The music scene within Dublin varies from indie to techno and everything in between. With groups of DJs coming together and creating platforms and techno’s rise to mainstream popularity, Dublin has begun to house a flourishing electronic music community. When on the hunt for these techno collective groups I stumbled upon The Shed Residents and I was introduced to a welcoming and inviting atmosphere.
When in conversation with The University Times, two of the three founders, Alec Tolentino and Rudy O’Leary described The Shed collective in three words: “welcoming, fun, creative.” The techno group was set up during the pandemic by Tolentino, Rudy O’Leary, and Steven McCabe as a way to “organise raves… when the clubs were closed”. The trio eventually realised there was a demand for this kind of environment and as their following increased, Tolentino and O’Leary explained that through their rise in popularity, they “were able to start running club events once nightlife returned”.
There is a strange comfort in moving your body with a group of people to a lyricless piece of music. The techno scene in Dublin has grown at such a rapid rate within the last couple of years, from the aesthetic to the music style it has become an integral part of Dublin nightlife. Tolentino and O’Leary commented on this growth and stated “Dublin is near to many of Europe’s techno behemoths like Berlin, Paris, Amsterdam… those cultural influences are likely to play a role”.

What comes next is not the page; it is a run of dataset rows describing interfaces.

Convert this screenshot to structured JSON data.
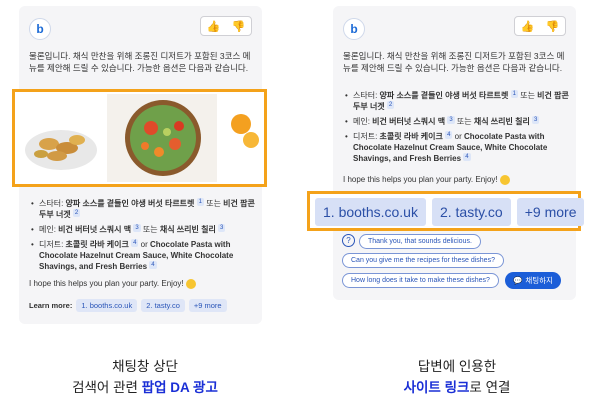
{
  "colors": {
    "highlight_border": "#f4a21a",
    "link_chip_bg": "#dfe6f7",
    "caption_highlight": "#1a2fd6",
    "chat_button": "#1c5ed8"
  },
  "icons": {
    "logo": "bing-b-icon",
    "like": "thumbs-up-icon",
    "dislike": "thumbs-down-icon",
    "help": "question-icon",
    "chat": "chat-bubble-icon"
  },
  "reply": {
    "intro": "물론입니다. 채식 만찬을 위해 조롱진 디저트가 포함된 3코스 메뉴를 제안해 드릴 수 있습니다. 가능한 옵션은 다음과 같습니다.",
    "items": [
      {
        "prefix": "스타터: ",
        "bold": "양파 소스를 곁들인 야생 버섯 타르트렛",
        "sup": "1",
        "middle": " 또는 ",
        "bold2": "비건 팝콘 두부 너겟",
        "sup2": "2"
      },
      {
        "prefix": "메인: ",
        "bold": "비건 버터넛 스쿼시 맥",
        "sup": "3",
        "middle": " 또는 ",
        "bold2": "채식 쓰리빈 칠리",
        "sup2": "3"
      },
      {
        "prefix": "디저트: ",
        "bold": "초콜릿 라바 케이크",
        "sup": "4",
        "middle": " or ",
        "bold2": "Chocolate Pasta with Chocolate Hazelnut Cream Sauce, White Chocolate Shavings, and Fresh Berries",
        "sup2": "4"
      }
    ],
    "closing": "I hope this helps you plan your party. Enjoy!"
  },
  "learn_more": {
    "label": "Learn more:",
    "links": [
      "1. booths.co.uk",
      "2. tasty.co",
      "+9 more"
    ]
  },
  "suggestions": [
    "Thank you, that sounds delicious.",
    "Can you give me the recipes for these dishes?",
    "How long does it take to make these dishes?"
  ],
  "chat_button": "채팅하지",
  "captions": {
    "left_line1": "채팅창 상단",
    "left_line2_plain": "검색어 관련 ",
    "left_line2_highlight": "팝업 DA 광고",
    "right_line1": "답변에 인용한",
    "right_line2_highlight": "사이트 링크",
    "right_line2_plain": "로 연결"
  }
}
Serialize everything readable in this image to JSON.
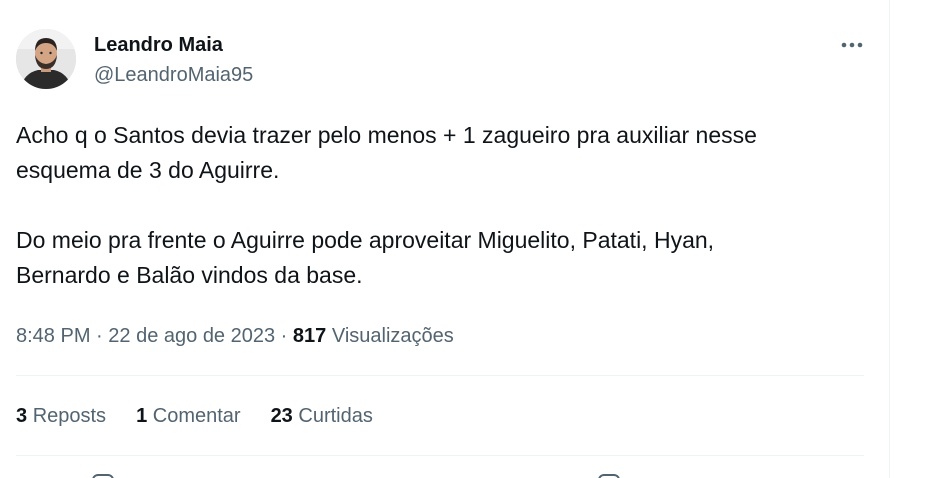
{
  "author": {
    "name": "Leandro Maia",
    "handle": "@LeandroMaia95",
    "avatar": "profile-photo"
  },
  "tweet": {
    "paragraphs": [
      "Acho q o Santos devia trazer pelo menos + 1 zagueiro pra auxiliar nesse\nesquema de 3 do Aguirre.",
      "Do meio pra frente o Aguirre pode aproveitar Miguelito, Patati, Hyan,\nBernardo e Balão vindos da base."
    ],
    "time": "8:48 PM",
    "separator": "·",
    "date": "22 de ago de 2023",
    "views_count": "817",
    "views_label": "Visualizações"
  },
  "stats": {
    "reposts_count": "3",
    "reposts_label": "Reposts",
    "comments_count": "1",
    "comments_label": "Comentar",
    "likes_count": "23",
    "likes_label": "Curtidas"
  },
  "icons": {
    "more": "more-horizontal-icon"
  },
  "colors": {
    "text_primary": "#0f1419",
    "text_secondary": "#536471",
    "divider": "#eff3f4"
  }
}
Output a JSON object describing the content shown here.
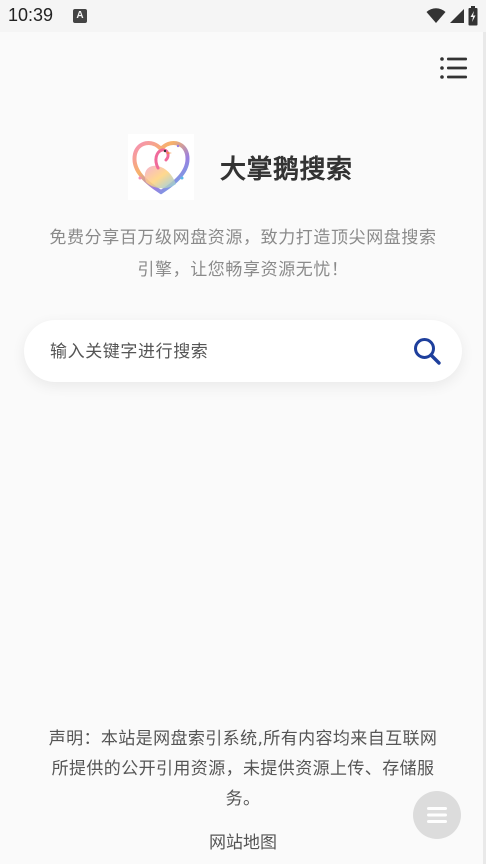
{
  "status_bar": {
    "time": "10:39",
    "notification_letter": "A",
    "icons": [
      "wifi-icon",
      "signal-icon",
      "battery-charging-icon"
    ]
  },
  "header": {
    "menu_icon": "menu-list-icon"
  },
  "hero": {
    "logo_icon": "swan-logo",
    "title": "大掌鹅搜索",
    "tagline_line1": "免费分享百万级网盘资源，致力打造顶尖网盘搜索",
    "tagline_line2": "引擎，让您畅享资源无忧！"
  },
  "search": {
    "placeholder": "输入关键字进行搜索",
    "value": "",
    "button_icon": "search-icon",
    "accent_color": "#1e3f9c"
  },
  "footer": {
    "disclaimer_line1": "声明：本站是网盘索引系统,所有内容均来自互联网",
    "disclaimer_line2": "所提供的公开引用资源，未提供资源上传、存储服",
    "disclaimer_line3": "务。",
    "sitemap_label": "网站地图",
    "float_icon": "menu-icon"
  }
}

There is a sense of disconnect between young adults and Dublin at the moment. From ungodly rent prices to the high cost of living, there is a perception that Dublin is not a place for young people. Commenting on these discomforts, Tolentino and O’Leary have a solution: “Techno events offer a form of escapism that is unique in how total the immersion can be.” Given the pandemic and the undertones of a looming recession, escaping from these dire realities and immersing yourself in the comforting communities of techno could be the newest form of self-care. Tolentino and O’Leary note that “the chance to get out of the house, leave the challenges of living at home, working from home, studying from home, et cetera, is unsurprisingly an appealing prospect… as well as a positive outlet for socialising”.
As the community grows, it can be challenging to know which of the several events from different collectives to attend each month. For Tolentino and O’Leary, this sense of competition is healthy. “It is a small community, so most promoters know each other personally, and many collectives book DJs from ‘rival’ collectives and their members will often attend each other’s events.” Rather than working against other collectives, Tolentino and O’Leary believe that “as promoters, we are battling the more important common challenge of state-enforced nightlife regulation”.
The Shed collective has hosted numerous events, including ones overseas. To be able to have a following in other countries shows how far the group has come, from hosting small intimate gatherings to performing internationally. O’Leary and Tolentino believe that the conditions overseas “allow ravers to enjoy themselves to the fullest… they have longer opening times with clubs being open till 6am or even the full weekend, and they make it easier for people to get home with 24-hour public transport services”. Unfortunately, this is not the case in Dublin – with clubs closing before 3am and public transport running just before midnight, a night out in Dublin can cost nothing less than an arm and a leg. Tolentino and O’Leary state “the demand is clearly there for our nightlife economy to thrive, we just need the support from our government”.
The universal feeling of meeting a techno snob can throw you off of the community and you can be left feeling intimidated by the exclusivity of it all. Specifically overseas, the pair observed that “the techno scenes in Central Europe can be a bit elitist”. They acknowledged the pressures that can sometimes be linked to attending a techno event: “There are implicit pressures to dancing in certain ways, mixing with certain styles, and dressing in certain fashions”. The Shed Collective goes against these pressures and aims to “welcome anyone and everyone looking to have a dance and a good time”.
When asked about their favourite event the collective has hosted, the pair fondly recalled their “original Off The Grid rave” which they hosted in the woods. Tolentino and O’Leary noted that the “underground events we have held have a special quality to them that is hard to create in current Irish venues”. As Dublin circulates an immense amount of musical talent this specific event was oozing with Irish DJs, “we had two stages of great local talent”. The founders explain, “the vibes are always great at our outdoor raves” and they encourage readers and all fans of techno to “keep a lookout for more in the future”.
We all have to start somewhere, and Tolentino and O’Leary have plenty of advice on how to get involved in the performing side of techno. They expressed the importance of attending and supporting local events, and chatting with “like-minded music creatives, DJs and promoters”. The pair also advised aspiring creatives to “set your cue points, lay out your playlists, and get familiar with the tracks”. Of course, the founders emphasised, “when you’re on stage, just be yourself and have fun”.
The Shed Residents have a back-to-college event for all lovers and soon-to-be lovers of techno! Their event will take place at the end of September and there will be an immense amount of talent showcased, from Irish DJs to ‘DJ Fuckoff’ from New Zealand. When asked about the future of the collective, the founders responded passionately: “We plan to continue striving to put on the most creative and enjoyable events while showcasing the best DJ talent from around the world.” If you want to learn more about The Shed Residents, check out their Instagram page @theshedresidents for all your techno needs.